Robert Elswit Interview: ‘Roman J. Israel, Esq.’ cinematographer
During our recent webcam chat (watch the exclusive video above), “Roman J. Israel, Esq.” cinematographer Robert Elswit reveals that he wanted to convey “the idea that [Los Angeles] is under renewal, and that what’s old is slowly disappearing. That, I think, is the closest thing I could accept as being a metaphor for Roman Israel, for who he is and what he is in the movie.” Directed by Dan Gilroy, this Columbia Pictures release centers on a driven, idealistic defense attorney (Denzel Washington) stuck in a time warp. He suddenly finds himself in a tumultuous series of events that leads to a crisis and the necessity for extreme action.

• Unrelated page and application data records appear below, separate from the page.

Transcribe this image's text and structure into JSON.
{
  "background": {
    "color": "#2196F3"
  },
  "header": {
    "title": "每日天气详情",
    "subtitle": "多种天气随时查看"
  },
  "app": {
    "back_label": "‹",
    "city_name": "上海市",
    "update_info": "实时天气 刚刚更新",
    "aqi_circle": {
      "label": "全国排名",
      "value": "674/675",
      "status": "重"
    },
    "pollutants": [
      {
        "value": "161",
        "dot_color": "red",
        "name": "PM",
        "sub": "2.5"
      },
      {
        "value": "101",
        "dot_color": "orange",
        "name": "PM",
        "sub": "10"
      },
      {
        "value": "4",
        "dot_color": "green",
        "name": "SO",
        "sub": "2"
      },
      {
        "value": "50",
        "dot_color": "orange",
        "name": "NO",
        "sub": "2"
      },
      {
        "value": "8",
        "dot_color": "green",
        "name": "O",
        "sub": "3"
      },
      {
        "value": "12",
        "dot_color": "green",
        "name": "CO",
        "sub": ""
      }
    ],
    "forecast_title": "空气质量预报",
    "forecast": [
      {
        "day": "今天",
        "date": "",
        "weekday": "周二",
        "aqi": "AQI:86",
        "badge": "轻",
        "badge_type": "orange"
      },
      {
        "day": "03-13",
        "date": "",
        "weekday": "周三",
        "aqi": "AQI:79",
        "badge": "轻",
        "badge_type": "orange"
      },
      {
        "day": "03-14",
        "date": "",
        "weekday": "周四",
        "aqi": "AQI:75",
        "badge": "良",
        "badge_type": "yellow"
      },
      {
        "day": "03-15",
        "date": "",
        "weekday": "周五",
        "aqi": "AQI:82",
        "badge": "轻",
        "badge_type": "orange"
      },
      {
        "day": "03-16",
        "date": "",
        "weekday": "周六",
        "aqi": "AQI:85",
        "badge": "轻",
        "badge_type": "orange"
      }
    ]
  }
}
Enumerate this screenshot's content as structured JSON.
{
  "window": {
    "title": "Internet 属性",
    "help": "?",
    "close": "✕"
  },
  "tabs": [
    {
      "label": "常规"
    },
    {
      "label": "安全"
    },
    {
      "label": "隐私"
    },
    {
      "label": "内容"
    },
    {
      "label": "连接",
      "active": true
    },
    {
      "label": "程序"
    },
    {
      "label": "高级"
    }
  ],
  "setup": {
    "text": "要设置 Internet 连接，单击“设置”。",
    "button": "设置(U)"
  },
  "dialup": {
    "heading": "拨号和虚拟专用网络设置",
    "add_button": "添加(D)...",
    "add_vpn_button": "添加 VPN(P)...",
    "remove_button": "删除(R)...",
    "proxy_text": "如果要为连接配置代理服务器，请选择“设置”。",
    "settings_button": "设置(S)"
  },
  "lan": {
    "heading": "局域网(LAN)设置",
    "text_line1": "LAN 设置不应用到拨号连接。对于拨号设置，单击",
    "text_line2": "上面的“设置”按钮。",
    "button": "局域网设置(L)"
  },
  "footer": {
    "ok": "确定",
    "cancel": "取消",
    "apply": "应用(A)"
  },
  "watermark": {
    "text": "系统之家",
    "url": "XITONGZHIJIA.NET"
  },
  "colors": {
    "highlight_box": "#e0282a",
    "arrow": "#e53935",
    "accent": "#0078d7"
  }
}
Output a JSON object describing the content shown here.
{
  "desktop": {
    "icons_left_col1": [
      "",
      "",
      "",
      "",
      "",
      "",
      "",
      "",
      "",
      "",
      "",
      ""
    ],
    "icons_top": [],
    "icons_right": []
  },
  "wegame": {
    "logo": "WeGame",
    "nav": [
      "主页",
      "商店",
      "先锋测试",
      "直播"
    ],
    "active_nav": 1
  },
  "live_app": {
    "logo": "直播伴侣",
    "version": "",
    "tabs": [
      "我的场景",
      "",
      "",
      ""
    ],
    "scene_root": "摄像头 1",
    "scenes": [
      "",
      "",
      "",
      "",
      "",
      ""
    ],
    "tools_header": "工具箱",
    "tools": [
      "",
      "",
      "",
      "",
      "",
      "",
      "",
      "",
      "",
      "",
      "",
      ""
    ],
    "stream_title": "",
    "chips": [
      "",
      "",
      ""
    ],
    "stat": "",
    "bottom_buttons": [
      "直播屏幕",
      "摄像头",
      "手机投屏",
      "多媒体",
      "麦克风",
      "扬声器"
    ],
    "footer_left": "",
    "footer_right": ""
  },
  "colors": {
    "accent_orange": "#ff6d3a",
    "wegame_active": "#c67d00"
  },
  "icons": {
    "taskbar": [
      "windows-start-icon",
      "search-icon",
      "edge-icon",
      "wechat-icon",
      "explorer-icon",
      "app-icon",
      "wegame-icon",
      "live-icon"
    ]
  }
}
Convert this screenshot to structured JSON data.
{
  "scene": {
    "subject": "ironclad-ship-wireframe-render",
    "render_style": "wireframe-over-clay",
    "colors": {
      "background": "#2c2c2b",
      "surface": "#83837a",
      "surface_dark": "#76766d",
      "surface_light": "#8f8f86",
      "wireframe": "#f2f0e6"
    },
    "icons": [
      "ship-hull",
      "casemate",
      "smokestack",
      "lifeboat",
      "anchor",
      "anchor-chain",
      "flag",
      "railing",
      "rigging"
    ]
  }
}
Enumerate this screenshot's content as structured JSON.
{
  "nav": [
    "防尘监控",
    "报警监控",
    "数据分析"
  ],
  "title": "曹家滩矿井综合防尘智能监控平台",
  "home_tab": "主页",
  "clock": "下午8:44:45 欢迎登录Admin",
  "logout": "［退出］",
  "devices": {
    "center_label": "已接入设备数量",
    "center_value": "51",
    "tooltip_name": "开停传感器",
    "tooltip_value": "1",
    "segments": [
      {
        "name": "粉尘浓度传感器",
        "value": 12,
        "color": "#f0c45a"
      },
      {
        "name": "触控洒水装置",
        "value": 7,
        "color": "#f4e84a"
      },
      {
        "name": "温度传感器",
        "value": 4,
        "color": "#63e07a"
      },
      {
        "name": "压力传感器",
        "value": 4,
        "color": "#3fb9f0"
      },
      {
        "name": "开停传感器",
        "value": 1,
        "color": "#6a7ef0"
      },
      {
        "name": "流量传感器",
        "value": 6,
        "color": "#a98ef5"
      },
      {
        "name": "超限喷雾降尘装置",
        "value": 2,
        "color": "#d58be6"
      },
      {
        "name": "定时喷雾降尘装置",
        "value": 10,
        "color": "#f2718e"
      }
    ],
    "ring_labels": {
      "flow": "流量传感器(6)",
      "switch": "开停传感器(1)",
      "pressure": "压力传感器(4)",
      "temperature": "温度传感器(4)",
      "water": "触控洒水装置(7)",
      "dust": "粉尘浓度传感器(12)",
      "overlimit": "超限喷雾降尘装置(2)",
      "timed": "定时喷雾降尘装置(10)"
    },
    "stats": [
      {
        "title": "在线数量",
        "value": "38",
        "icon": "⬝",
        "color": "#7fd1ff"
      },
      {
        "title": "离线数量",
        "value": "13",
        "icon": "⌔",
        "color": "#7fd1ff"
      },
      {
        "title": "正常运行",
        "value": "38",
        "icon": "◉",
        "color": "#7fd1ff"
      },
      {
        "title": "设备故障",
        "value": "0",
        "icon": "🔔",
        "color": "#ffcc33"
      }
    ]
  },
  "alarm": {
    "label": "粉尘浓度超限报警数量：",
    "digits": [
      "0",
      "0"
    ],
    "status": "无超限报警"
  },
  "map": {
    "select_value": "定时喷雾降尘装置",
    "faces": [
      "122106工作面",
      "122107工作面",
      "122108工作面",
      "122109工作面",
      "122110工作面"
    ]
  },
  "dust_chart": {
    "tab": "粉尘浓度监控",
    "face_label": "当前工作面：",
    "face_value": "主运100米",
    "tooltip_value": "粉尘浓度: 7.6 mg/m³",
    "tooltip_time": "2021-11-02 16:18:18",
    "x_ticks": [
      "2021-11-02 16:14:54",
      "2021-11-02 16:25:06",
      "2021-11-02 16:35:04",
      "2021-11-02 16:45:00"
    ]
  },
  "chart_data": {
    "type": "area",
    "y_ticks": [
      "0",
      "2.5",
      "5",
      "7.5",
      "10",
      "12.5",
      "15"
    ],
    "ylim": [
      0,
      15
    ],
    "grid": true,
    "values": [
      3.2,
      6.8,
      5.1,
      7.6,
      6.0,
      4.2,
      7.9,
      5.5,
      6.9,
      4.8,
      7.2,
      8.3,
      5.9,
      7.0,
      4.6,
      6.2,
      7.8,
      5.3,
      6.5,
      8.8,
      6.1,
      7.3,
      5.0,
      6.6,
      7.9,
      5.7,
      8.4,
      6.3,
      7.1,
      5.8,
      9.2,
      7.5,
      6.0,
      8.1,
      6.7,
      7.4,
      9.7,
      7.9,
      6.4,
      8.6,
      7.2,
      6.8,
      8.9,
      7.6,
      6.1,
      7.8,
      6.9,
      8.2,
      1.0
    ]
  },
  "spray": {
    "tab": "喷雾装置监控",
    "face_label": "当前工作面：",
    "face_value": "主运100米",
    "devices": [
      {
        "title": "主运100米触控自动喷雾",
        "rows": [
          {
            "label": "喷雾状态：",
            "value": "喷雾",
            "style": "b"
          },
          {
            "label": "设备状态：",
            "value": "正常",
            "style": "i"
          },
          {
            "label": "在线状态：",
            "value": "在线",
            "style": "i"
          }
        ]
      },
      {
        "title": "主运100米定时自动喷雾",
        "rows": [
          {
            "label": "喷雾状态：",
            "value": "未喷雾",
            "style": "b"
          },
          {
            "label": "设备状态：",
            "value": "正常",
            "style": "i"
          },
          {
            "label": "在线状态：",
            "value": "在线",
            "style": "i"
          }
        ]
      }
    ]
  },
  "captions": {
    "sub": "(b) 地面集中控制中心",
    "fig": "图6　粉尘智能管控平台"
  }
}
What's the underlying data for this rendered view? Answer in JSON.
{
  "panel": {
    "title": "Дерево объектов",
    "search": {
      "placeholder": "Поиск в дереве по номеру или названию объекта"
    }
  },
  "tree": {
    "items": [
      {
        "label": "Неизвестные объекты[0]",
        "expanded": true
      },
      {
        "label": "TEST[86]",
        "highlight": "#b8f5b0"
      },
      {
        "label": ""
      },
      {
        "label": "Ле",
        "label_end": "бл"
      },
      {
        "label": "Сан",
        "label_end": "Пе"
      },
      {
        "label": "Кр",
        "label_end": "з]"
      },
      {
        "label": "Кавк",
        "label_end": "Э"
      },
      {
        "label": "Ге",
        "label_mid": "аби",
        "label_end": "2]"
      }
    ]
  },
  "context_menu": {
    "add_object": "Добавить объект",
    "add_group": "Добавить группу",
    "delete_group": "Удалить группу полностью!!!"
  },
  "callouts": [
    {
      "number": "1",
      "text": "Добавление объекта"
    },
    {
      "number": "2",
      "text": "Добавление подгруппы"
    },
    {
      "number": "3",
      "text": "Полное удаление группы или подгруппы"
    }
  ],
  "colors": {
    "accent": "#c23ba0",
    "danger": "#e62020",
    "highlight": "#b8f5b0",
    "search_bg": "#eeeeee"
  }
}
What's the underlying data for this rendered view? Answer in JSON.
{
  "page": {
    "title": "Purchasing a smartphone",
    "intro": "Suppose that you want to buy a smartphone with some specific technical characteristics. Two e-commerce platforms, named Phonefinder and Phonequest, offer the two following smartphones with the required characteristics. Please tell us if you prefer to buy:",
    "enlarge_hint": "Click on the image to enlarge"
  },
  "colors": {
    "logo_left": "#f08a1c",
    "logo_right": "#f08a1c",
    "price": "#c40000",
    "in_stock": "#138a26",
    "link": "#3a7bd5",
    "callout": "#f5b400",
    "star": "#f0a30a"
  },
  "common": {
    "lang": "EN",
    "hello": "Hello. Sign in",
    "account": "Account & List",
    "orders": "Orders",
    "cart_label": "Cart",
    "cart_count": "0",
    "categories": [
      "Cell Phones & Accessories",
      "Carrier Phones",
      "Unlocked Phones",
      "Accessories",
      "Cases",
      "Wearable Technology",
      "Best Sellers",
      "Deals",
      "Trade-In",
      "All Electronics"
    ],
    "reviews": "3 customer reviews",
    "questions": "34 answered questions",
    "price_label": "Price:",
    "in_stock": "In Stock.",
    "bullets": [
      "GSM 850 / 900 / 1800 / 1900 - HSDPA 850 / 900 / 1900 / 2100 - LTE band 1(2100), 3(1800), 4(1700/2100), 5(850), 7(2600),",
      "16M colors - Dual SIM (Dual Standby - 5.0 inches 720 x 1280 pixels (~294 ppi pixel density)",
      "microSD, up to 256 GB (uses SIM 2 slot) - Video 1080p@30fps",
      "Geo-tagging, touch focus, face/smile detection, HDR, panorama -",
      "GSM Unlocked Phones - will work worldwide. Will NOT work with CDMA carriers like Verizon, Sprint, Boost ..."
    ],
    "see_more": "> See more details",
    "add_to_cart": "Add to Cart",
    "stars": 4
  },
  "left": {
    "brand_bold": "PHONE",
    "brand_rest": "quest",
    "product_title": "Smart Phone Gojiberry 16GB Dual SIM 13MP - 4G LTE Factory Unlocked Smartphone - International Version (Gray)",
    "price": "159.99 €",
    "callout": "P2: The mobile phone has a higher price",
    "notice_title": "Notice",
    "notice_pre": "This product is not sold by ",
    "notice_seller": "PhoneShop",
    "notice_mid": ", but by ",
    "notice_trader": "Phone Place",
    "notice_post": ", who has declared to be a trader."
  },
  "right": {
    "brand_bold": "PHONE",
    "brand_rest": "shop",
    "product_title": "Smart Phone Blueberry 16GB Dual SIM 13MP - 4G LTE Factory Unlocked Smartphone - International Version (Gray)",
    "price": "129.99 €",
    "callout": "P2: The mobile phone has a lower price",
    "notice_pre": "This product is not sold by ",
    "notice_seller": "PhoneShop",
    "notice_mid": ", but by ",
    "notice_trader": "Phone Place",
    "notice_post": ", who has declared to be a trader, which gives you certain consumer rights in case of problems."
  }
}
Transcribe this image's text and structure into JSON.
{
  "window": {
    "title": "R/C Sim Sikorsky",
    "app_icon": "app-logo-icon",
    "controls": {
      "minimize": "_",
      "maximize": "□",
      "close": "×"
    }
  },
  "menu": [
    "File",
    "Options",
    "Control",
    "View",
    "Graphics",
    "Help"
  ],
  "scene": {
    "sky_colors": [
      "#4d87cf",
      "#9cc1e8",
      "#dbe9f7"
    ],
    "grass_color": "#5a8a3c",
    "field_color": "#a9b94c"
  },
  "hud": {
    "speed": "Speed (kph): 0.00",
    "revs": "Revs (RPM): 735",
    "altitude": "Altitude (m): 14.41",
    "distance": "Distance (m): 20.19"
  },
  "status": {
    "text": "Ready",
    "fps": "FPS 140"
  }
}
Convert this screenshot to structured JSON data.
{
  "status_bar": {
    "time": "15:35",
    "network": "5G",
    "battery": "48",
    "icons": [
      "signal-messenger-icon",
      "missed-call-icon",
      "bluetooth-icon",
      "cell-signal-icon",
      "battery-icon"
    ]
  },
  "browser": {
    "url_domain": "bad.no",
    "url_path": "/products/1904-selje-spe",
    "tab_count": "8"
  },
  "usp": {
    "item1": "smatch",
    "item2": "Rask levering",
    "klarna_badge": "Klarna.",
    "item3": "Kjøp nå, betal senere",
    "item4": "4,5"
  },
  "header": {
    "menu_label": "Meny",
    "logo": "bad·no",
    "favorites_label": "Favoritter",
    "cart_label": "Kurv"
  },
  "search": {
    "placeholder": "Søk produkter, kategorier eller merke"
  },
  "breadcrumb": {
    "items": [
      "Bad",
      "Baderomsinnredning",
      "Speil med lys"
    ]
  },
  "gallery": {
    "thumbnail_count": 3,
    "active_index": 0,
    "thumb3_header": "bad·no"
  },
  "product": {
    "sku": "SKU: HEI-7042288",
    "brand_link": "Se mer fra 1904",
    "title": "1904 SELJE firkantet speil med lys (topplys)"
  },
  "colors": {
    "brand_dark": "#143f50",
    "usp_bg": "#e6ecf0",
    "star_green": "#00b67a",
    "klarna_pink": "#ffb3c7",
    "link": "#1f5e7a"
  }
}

Roman “is someone who lives in the past, somebody whose past is really irrelevant now, and is slowly being erased in every way.” To show that visually, Elswit and Gilroy decided to focus on the reconstruction of the city. “It’s all being torn down in a way that it never has before,” he explains. “There’s always been a little bit of a hopeful revival of downtown Los Angeles over the years, but it’s never succeeded in the way it succeeded in the last few years. Everything that’s old is being torn down, and Daniel wanted to show that, starting with next door to [Roman’s] apartment,” where “there’d be a high rise being built.” Additionally, “outside the windows and all the locations that we tried to pick for the movie, you’d see construction work going on.”
Elswit won an Oscar for Paul Thomas Anderson‘s “There Will Be Blood” (2007) and competed for George Clooney‘s “Good Night, and Good Luck” (2005). He previously worked with Gilroy on “Nightcrawler” (2014) and with his brother Tony on “Michael Clayton” (2007), “Duplicity” (2009), and “The Bourne Legacy” (2012). This year also saw him reunite with Clooney on “Suburbicon.” He is best known for his work with Anderson, including “Boogie Nights” (1997), “Magnolia” (1999), “Punch-Drunk Love” (2002), and “Inherent Vice” (2014).